Start of Data for this exercise
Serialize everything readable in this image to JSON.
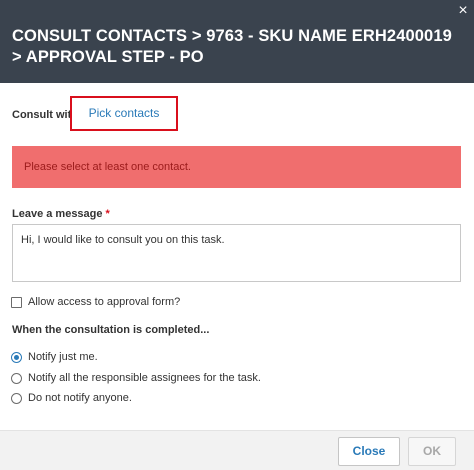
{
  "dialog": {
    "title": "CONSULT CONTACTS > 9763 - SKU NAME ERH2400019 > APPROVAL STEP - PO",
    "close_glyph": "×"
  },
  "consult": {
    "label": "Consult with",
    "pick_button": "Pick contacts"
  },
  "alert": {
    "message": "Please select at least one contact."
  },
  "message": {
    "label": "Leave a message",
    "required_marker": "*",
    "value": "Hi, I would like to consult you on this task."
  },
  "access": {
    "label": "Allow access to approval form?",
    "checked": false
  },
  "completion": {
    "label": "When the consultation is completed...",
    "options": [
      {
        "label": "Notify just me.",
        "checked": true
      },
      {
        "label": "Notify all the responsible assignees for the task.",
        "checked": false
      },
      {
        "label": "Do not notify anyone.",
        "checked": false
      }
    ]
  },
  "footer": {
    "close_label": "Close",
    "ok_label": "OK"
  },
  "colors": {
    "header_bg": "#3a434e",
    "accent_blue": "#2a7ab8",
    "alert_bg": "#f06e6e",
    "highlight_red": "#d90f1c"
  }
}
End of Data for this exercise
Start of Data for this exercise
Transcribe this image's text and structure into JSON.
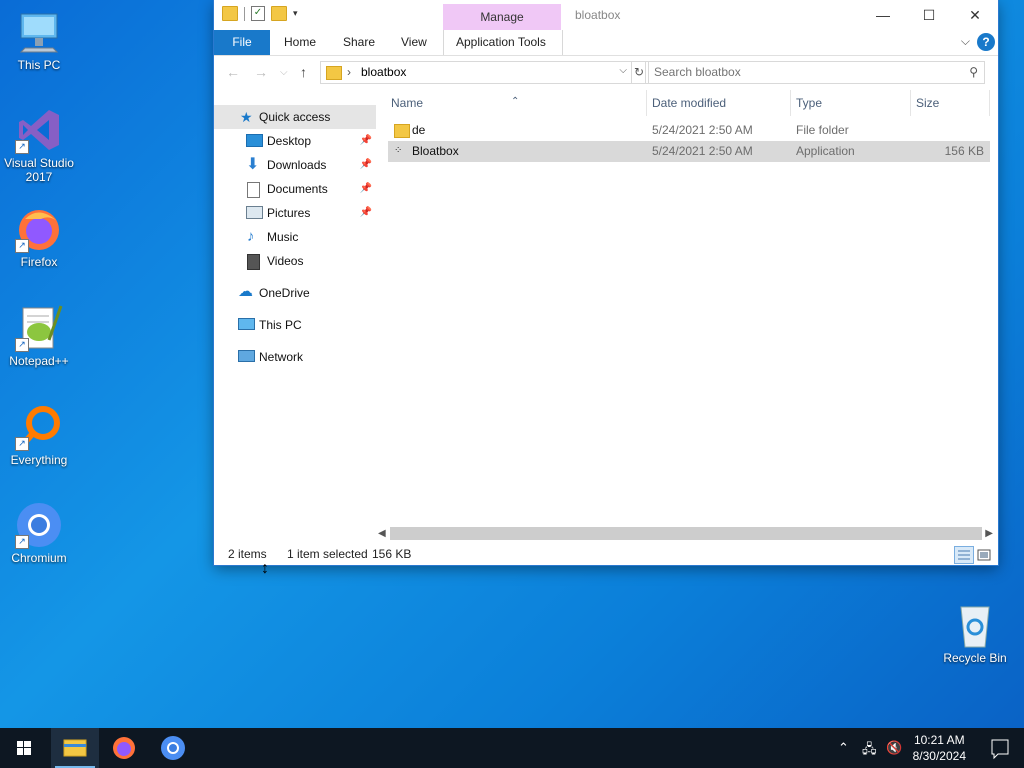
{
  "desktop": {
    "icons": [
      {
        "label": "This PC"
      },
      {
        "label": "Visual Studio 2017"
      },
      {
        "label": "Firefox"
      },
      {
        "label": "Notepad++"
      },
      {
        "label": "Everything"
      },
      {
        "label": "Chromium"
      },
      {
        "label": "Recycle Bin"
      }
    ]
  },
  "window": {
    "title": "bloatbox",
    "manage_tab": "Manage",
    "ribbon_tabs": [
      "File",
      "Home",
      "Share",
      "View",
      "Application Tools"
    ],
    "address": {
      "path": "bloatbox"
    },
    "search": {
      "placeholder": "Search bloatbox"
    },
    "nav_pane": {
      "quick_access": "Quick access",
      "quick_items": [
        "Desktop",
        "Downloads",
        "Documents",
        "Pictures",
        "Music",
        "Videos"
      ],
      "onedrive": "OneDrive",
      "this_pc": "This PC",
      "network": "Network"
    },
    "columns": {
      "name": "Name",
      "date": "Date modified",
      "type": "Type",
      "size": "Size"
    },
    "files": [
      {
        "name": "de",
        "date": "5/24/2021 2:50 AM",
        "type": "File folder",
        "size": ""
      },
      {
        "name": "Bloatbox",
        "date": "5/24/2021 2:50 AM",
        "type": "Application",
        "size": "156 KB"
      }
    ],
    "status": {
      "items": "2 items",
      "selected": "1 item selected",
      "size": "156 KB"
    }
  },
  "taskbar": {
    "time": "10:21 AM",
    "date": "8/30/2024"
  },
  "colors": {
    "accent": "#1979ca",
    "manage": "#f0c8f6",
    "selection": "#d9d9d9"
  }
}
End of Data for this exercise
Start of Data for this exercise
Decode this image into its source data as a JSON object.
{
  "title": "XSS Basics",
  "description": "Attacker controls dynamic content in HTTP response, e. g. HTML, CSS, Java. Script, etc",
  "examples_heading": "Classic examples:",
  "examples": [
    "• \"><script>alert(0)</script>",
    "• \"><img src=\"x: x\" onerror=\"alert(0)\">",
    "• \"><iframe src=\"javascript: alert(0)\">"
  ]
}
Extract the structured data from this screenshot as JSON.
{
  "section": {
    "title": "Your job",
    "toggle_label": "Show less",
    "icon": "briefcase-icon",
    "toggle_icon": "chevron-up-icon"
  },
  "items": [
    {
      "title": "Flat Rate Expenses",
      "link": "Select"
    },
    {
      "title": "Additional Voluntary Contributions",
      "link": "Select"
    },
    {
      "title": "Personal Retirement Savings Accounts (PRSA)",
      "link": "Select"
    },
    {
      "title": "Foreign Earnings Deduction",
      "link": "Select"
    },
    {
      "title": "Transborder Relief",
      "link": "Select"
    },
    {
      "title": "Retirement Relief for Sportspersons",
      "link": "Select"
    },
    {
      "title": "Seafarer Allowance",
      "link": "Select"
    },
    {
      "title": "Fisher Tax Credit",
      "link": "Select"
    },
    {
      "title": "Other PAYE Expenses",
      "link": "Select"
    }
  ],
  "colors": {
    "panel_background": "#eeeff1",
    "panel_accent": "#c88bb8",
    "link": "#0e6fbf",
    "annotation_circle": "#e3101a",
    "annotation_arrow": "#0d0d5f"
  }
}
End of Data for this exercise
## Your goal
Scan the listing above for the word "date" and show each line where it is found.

## Solution for this exercise
      "date": "Date modified",
        "date": "5/24/2021 2:50 AM",
        "date": "5/24/2021 2:50 AM",
    "date": "8/30/2024"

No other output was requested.